Submissions for the conference officially closed last Friday. But if you do want to make a last minute proposal email it to me by Sunday. But even if you haven’t got a proposal in their will be plenty of ways to participate. Hope to see many of you in Bremen in March

Please follow and like us:

One Response to “Conference time”

  1. Would have loved seeing you use our new Scientific Event Management tool for PLE_SOU. With it we are trying to face the issues with EasyChair… Maybe next time or for another event this year 😉

  • Search Pontydysgu.org

    Social Media




    News Bites

    Gap between rich and poor university students widest for 12 years

    Via The Canary.

    The gap between poor students and their more affluent peers attending university has widened to its largest point for 12 years, according to data published by the Department for Education (DfE).

    Better-off pupils are significantly more likely to go to university than their more disadvantaged peers. And the gap between the two groups – 18.8 percentage points – is the widest it’s been since 2006/07.

    The latest statistics show that 26.3% of pupils eligible for FSMs went on to university in 2018/19, compared with 45.1% of those who did not receive free meals. Only 12.7% of white British males who were eligible for FSMs went to university by the age of 19. The progression rate has fallen slightly for the first time since 2011/12, according to the DfE analysis.

    Please follow and like us:


    Quality Training

    From Raconteur. A recent report by global learning consultancy Kineo examined the learning intentions of 8,000 employees across 13 different industries. It found a huge gap between the quality of training offered and the needs of employees. Of those surveyed, 85 per cent said they , with only 16 per cent of employees finding the learning programmes offered by their employers effective.

    Please follow and like us:


    News from 1994

    This is from a Tweet. In 1994 Stephen Heppell wrote in something called SCET” “Teachers are fundamental to this. They are professionals of considerable calibre. They are skilled at observing their students’ capability and progressing it. They are creative and imaginative but the curriculum must give them space and opportunity to explore the new potential for learning that technology offers.” Nothing changes!

    Please follow and like us:


    Graduate Jobs

    As reported by WONKHE, a survey of 1,200 final year students conducted by Prospects in the UK found that 29 per cent have lost their jobs, and 26 per cent have lost internships, while 28 per cent have had their graduate job offer deferred or rescinded. 47 per cent of finalists are considering postgraduate study, and 29 per cent are considering making a career change. Not surprisingly, the majority feel negative about their future careers, with 83 per cent reporting a loss of motivation and 82 per cent saying they feel disconnected from employers

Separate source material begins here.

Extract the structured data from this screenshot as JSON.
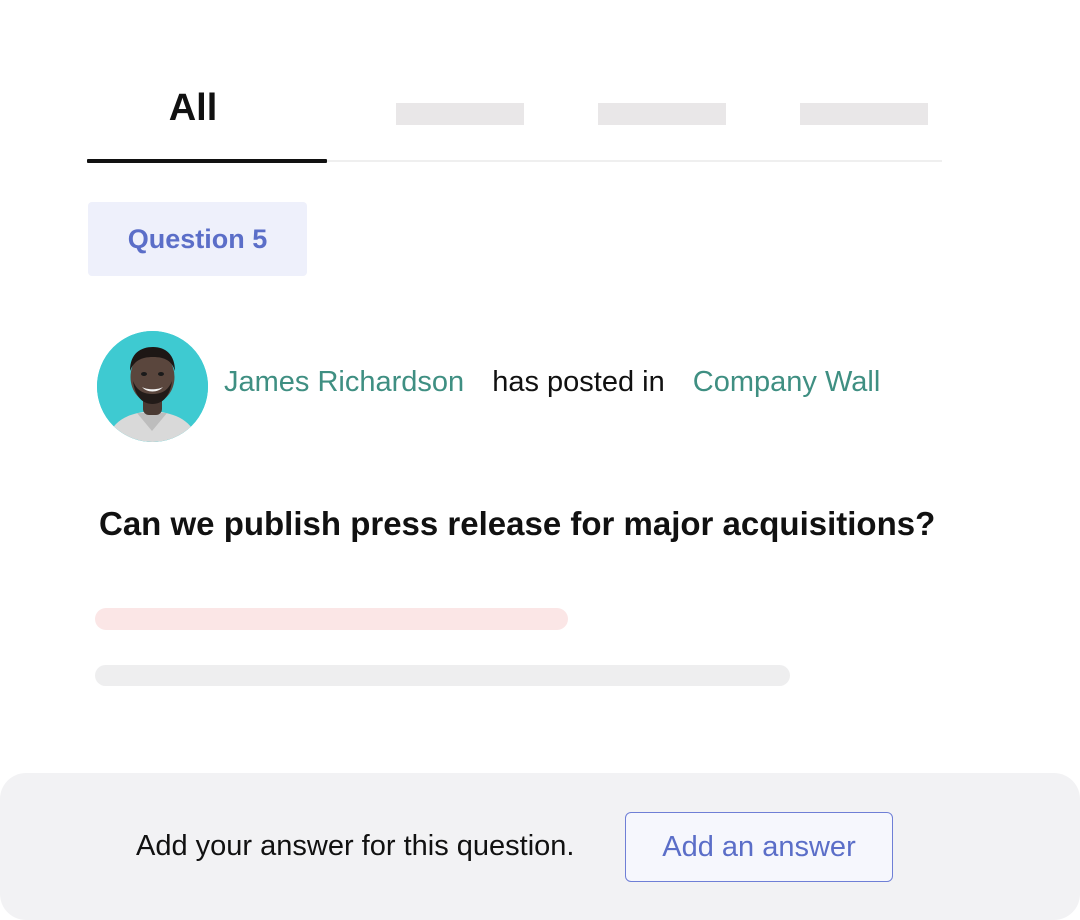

    Please follow and like us:


    Other Pontydysgu Spaces

    • Pontydysgu on the Web

      pbwiki
      Our Wikispace for teaching and learning
      Sounds of the Bazaar Radio LIVE
      Join our Sounds of the Bazaar Facebook goup. Just click on the logo above.

      We will be at Online Educa Berlin 2015. See the info above. The stream URL to play in your application is Stream URL or go to our new stream webpage here SoB Stream Page.

      Please follow and like us:
  • Twitter

    RT @jeremycorbyn The death of Ruth Bader Ginsburg is a terrible loss. She achieved so much for womens rights and justice and inspires millions. RIP.

    About 15 hours ago from Graham Attwell's Twitter via Twitter for Android

  • If you can, please donate to Forcibly Displaced People Network: Make a donation today to support giveOUTday AU giveout.org.au/fdpn-lgbtiqref… #giveoutdayau via @giveoutdayau

    Yesterday from Cristina Costa's Twitter via Twitter Web App

  • Recent Posts

  • Archives

  • Meta

  • Categories